§ Your task
Could you work out how many lines in the material below hold the word "icon"? Give only the number in reply.
────────────────────────────────────────
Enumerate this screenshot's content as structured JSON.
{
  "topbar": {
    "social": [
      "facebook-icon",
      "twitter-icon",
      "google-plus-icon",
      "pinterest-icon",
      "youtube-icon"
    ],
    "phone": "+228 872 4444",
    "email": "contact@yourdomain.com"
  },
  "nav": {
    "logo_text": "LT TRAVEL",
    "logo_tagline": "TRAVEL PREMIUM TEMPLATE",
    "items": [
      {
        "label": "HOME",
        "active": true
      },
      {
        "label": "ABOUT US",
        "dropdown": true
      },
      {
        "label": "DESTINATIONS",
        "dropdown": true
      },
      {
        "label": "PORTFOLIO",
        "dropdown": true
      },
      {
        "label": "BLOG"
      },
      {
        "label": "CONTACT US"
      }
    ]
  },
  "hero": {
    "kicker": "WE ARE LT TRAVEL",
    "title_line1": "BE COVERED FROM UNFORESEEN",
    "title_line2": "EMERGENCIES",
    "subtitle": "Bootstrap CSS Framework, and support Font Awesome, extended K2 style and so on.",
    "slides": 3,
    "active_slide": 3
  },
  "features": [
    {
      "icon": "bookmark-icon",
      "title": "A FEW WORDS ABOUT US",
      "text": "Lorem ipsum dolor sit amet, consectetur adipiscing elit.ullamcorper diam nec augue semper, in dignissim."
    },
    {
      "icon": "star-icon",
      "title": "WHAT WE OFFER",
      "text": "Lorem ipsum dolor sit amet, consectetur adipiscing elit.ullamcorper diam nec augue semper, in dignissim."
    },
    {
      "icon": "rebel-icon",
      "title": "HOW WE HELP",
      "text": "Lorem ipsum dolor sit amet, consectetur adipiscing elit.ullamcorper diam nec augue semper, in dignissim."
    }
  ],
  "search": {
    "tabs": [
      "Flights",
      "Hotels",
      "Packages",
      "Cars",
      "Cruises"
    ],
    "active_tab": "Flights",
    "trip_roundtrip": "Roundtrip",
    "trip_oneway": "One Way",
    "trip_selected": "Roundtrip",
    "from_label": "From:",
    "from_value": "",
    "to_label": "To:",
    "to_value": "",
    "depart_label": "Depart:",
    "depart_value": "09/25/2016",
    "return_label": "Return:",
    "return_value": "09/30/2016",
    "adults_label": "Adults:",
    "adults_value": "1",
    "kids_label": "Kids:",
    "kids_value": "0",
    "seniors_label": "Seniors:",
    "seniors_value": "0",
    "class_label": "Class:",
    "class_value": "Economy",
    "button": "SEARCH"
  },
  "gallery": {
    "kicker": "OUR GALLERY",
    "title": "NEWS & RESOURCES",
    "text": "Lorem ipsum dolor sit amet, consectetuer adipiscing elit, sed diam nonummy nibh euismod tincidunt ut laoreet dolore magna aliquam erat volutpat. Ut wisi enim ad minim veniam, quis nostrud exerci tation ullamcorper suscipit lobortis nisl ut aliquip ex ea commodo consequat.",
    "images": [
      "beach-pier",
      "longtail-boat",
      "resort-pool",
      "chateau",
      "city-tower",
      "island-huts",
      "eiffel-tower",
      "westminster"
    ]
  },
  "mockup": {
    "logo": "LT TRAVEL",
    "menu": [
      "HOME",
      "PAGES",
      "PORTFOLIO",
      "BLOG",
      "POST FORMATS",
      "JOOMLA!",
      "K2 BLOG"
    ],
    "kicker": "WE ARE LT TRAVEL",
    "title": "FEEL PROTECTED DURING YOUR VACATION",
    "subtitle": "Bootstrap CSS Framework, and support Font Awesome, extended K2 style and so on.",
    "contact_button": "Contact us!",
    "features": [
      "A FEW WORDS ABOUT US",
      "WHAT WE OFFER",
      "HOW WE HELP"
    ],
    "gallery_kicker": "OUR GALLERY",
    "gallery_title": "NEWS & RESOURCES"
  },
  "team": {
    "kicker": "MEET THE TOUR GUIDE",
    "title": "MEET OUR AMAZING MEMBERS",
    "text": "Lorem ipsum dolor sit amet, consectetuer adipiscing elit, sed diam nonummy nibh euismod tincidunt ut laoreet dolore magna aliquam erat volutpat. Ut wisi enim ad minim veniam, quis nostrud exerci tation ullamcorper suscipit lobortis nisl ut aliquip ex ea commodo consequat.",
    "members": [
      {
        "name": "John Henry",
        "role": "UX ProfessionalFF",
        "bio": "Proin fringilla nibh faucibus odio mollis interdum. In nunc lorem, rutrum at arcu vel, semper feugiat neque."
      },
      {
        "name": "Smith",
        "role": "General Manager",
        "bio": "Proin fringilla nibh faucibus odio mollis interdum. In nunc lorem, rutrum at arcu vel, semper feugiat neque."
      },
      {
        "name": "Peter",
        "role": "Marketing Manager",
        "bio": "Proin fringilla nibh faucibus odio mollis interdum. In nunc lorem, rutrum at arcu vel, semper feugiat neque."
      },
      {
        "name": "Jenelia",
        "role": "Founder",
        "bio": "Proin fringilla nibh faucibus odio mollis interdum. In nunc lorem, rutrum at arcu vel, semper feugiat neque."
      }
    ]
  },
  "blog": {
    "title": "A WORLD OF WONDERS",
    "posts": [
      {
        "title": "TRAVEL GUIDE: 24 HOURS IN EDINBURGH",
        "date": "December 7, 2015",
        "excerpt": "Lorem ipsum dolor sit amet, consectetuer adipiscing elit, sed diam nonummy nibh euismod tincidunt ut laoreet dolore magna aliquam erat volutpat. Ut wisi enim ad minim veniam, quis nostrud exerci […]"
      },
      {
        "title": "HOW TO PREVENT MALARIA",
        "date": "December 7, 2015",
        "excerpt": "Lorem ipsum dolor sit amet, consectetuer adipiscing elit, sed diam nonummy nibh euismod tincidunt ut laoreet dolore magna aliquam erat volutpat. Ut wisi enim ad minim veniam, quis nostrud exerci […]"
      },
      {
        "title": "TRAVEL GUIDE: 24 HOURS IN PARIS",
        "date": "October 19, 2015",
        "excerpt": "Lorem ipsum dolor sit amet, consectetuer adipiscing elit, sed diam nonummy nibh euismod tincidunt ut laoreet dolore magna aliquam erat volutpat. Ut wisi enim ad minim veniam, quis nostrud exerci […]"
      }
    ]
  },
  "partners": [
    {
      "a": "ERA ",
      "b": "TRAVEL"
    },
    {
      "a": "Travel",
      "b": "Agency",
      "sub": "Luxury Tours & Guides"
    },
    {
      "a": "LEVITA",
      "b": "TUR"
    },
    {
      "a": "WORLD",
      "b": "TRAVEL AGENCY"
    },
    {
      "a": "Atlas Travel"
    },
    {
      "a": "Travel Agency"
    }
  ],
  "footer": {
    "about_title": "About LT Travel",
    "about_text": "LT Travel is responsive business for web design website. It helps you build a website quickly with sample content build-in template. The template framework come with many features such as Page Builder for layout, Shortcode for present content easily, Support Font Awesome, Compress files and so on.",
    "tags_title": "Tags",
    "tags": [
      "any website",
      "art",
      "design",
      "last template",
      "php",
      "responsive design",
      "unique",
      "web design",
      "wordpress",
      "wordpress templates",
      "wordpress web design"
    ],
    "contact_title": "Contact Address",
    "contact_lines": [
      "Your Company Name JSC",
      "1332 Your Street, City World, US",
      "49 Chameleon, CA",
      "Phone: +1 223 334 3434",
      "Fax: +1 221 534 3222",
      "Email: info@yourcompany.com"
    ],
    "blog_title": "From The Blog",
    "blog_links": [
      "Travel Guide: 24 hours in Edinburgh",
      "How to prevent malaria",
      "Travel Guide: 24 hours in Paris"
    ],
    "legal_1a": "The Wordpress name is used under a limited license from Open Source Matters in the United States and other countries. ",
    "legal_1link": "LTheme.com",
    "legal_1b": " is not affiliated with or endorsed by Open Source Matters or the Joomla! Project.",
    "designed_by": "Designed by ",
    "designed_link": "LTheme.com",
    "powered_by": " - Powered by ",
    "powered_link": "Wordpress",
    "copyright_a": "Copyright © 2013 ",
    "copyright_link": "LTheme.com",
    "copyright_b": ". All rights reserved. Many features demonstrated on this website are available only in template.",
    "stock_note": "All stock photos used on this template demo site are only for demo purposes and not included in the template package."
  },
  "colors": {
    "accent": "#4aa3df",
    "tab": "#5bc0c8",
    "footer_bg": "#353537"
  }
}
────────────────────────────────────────
§ Response area
8